My employer (and the insurance company that provides my ‘temporary disability’ paycheck) encourages women in my condition, so to speak, to take two weeks off prior to their due dates. I’m getting paid for these two weeks, and if I choose not to take them there is no option to tack them on to my post-baby leave, hence I decided to go ahead and take advantage of some summer vacation pre-baby, so to speak. The only downside, as my mother has pointed out, is that I now have no daily employment to distract me during the last days/weeks of pregnancy, which is indeed troublesome.
Luckily, there are a good number of things I wanted to accomplish pre-baby, and I’ve set about checking them off my list over the past week. Cloth diapers: check. Laundry and house cleaning: check. Food shopping and preparation: check. Resting, meditating, yoga, and general attempts at zen: more or less check. Socializing with some of my favorite people prior to the arrival of an infant: check.
Today I spent the afternoon in the city with a good friend, lunching and shopping (actually, she was shopping and I was following her around and sporadically purchasing things I didn’t really need, like dish towels, chocolate, and superfluous stationary) and generally enjoying a the lovely weather. As I left the city, the heavens opened and a series of summer storms commenced in sporadic succession.
There is something absolutely magical about this sort of violent barometric transformation (especially when one has just consumed a large amount of frozen chocolate, courtesy of L.A. Burdick). I remember a particular 4th of July when the much-anticipated fireworks had been rained out, and my brother and sister and I were beside ourselves with sulky disappointment. As evening fell, mocking with an overcast horizon, a storm rose over the harbor and became visible from the large windows in our living room. I remember us standing there, speechless and awed by the beauty and spectacle of roiling thunderheads and furious lightening, the urgent and maniacal demonstration of nature’s power over our heads.
By the time I made it home the squalls had subsided somewhat, and the dog and I set out in the darkening twilight woods for a final walk of the day. My poor swollen, pregnant feet, sore from trekking the streets of Boston, are somehow always able to rally in the forest: this is a different kind of walking, over soft earth and roots and leaf mold, with the Jurassic frog-song and the soft, tropical weight of the summer night heavy against my shoulders.

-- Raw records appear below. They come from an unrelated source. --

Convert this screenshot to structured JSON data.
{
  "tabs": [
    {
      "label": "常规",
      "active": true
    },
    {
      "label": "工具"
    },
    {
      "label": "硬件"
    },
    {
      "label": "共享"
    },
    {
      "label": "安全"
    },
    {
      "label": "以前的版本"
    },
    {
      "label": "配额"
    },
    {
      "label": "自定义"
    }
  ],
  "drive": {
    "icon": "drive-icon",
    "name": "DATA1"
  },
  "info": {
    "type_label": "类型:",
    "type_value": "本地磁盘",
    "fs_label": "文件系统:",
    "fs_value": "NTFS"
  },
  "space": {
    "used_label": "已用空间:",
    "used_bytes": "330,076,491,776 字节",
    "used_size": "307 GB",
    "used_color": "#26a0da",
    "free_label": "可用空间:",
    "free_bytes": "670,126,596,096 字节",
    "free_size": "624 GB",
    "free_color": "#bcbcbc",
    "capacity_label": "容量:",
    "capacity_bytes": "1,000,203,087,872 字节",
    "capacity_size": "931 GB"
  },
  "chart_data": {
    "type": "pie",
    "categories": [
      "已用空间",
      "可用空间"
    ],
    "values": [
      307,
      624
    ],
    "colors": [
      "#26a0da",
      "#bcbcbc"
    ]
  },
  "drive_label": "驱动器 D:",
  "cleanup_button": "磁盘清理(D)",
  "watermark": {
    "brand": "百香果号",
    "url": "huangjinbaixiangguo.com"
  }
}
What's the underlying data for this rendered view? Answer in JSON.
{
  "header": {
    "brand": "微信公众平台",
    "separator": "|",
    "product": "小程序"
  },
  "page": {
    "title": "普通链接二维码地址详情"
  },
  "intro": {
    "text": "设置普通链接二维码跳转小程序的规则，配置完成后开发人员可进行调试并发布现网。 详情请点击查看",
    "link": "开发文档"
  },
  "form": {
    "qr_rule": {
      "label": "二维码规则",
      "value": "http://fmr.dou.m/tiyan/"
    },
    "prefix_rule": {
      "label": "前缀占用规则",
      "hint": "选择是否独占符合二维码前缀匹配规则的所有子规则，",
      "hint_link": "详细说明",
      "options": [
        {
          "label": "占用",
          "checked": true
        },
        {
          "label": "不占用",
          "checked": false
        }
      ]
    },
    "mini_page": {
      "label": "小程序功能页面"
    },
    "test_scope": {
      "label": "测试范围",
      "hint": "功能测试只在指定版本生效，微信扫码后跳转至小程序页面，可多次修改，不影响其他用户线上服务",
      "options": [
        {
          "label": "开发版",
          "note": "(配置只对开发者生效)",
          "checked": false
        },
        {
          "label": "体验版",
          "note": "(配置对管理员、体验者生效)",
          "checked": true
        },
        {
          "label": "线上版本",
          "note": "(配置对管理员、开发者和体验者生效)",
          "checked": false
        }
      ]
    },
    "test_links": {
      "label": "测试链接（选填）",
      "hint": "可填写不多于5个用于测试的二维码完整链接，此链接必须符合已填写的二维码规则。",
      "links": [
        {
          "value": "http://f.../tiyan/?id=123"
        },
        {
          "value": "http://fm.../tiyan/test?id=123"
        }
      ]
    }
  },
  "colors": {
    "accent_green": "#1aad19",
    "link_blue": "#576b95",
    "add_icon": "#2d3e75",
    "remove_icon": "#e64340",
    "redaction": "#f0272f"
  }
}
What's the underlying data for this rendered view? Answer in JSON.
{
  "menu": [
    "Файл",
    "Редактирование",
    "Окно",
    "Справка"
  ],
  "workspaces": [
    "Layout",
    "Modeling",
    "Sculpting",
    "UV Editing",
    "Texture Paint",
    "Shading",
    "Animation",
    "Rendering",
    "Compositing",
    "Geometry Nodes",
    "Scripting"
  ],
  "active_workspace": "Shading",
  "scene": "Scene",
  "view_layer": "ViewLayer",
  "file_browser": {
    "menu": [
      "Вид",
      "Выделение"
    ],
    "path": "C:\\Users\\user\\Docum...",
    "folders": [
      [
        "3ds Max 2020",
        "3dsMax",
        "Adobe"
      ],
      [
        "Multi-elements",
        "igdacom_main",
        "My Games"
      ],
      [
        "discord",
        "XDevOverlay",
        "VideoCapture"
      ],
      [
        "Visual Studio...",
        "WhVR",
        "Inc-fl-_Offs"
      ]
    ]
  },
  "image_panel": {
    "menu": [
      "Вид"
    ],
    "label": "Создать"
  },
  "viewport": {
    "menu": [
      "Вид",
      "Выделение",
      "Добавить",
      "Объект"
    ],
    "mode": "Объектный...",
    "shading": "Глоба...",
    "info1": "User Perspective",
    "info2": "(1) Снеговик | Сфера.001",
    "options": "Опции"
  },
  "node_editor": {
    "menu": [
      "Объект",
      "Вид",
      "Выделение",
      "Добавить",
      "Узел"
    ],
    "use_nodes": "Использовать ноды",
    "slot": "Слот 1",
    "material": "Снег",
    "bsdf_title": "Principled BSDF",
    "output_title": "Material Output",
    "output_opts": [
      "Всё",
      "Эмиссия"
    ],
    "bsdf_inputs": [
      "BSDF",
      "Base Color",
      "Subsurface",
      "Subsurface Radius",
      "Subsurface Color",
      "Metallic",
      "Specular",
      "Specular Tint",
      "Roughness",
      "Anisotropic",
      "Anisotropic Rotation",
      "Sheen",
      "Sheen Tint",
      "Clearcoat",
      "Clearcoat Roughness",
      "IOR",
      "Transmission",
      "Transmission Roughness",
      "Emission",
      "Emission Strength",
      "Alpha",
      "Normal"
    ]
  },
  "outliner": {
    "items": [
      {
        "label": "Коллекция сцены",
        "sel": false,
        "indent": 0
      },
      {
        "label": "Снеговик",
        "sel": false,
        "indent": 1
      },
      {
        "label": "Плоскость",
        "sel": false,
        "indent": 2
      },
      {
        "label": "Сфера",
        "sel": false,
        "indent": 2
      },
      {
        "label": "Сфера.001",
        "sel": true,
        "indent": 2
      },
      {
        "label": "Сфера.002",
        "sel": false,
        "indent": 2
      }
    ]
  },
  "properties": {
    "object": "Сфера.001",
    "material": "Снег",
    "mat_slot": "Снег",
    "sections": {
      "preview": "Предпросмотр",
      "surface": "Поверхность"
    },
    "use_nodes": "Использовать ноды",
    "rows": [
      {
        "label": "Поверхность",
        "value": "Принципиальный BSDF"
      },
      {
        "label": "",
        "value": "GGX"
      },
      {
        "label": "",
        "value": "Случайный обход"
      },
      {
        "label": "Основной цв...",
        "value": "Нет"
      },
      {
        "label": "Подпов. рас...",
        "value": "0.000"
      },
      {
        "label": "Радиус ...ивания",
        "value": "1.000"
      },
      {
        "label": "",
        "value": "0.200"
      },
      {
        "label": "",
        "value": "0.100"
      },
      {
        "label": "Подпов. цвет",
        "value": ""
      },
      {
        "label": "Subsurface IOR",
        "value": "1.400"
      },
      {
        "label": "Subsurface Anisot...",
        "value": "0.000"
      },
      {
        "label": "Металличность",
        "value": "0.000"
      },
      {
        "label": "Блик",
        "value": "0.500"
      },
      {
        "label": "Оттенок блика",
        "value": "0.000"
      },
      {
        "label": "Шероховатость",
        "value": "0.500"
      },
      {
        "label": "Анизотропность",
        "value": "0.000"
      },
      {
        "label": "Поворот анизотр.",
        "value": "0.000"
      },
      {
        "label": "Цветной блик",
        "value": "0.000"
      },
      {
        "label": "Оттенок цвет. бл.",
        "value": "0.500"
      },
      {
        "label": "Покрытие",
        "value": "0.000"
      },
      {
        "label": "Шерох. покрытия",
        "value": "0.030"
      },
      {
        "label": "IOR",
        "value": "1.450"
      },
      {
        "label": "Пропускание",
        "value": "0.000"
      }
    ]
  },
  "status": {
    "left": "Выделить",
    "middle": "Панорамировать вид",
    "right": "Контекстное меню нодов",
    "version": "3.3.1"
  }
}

So here ends my first week off. I said I wanted this time to get my feet underneath me and complete these final preparations, and so I have. Going forward, everything else is just gravy. Or, in other words: I’m ready now, baby, whenever you are.